# Try it
Retype the entries exactly; omit all pictures.

[Collected data entries]
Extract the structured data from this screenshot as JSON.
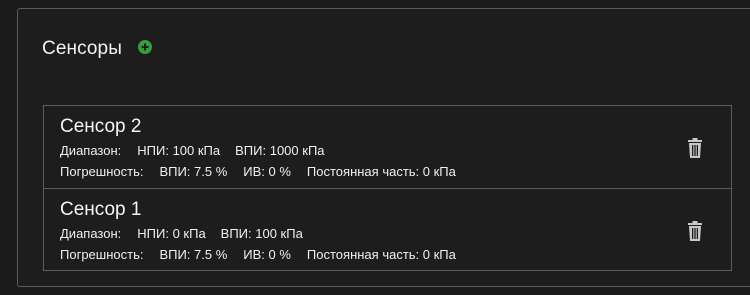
{
  "panel": {
    "title": "Сенсоры",
    "add_icon": "plus-circle-icon",
    "add_icon_color": "#3a9d3a"
  },
  "sensors": [
    {
      "name": "Сенсор 2",
      "range_label": "Диапазон:",
      "npi": "НПИ: 100 кПа",
      "vpi": "ВПИ: 1000 кПа",
      "error_label": "Погрешность:",
      "error_vpi": "ВПИ: 7.5 %",
      "error_iv": "ИВ: 0 %",
      "error_const": "Постоянная часть: 0 кПа",
      "delete_icon": "trash-icon"
    },
    {
      "name": "Сенсор 1",
      "range_label": "Диапазон:",
      "npi": "НПИ: 0 кПа",
      "vpi": "ВПИ: 100 кПа",
      "error_label": "Погрешность:",
      "error_vpi": "ВПИ: 7.5 %",
      "error_iv": "ИВ: 0 %",
      "error_const": "Постоянная часть: 0 кПа",
      "delete_icon": "trash-icon"
    }
  ],
  "colors": {
    "background": "#1b1b1b",
    "border": "#5c5c5c",
    "text": "#f2f2f2",
    "icon_gray": "#c8c8c8"
  }
}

# Exercise result
Extract the structured data from this screenshot as JSON.
{
  "panel": {
    "title": "Сенсоры",
    "add_icon": "plus-circle-icon",
    "add_icon_color": "#3a9d3a"
  },
  "sensors": [
    {
      "name": "Сенсор 2",
      "range_label": "Диапазон:",
      "npi": "НПИ: 100 кПа",
      "vpi": "ВПИ: 1000 кПа",
      "error_label": "Погрешность:",
      "error_vpi": "ВПИ: 7.5 %",
      "error_iv": "ИВ: 0 %",
      "error_const": "Постоянная часть: 0 кПа",
      "delete_icon": "trash-icon"
    },
    {
      "name": "Сенсор 1",
      "range_label": "Диапазон:",
      "npi": "НПИ: 0 кПа",
      "vpi": "ВПИ: 100 кПа",
      "error_label": "Погрешность:",
      "error_vpi": "ВПИ: 7.5 %",
      "error_iv": "ИВ: 0 %",
      "error_const": "Постоянная часть: 0 кПа",
      "delete_icon": "trash-icon"
    }
  ],
  "colors": {
    "background": "#1b1b1b",
    "border": "#5c5c5c",
    "text": "#f2f2f2",
    "icon_gray": "#c8c8c8"
  }
}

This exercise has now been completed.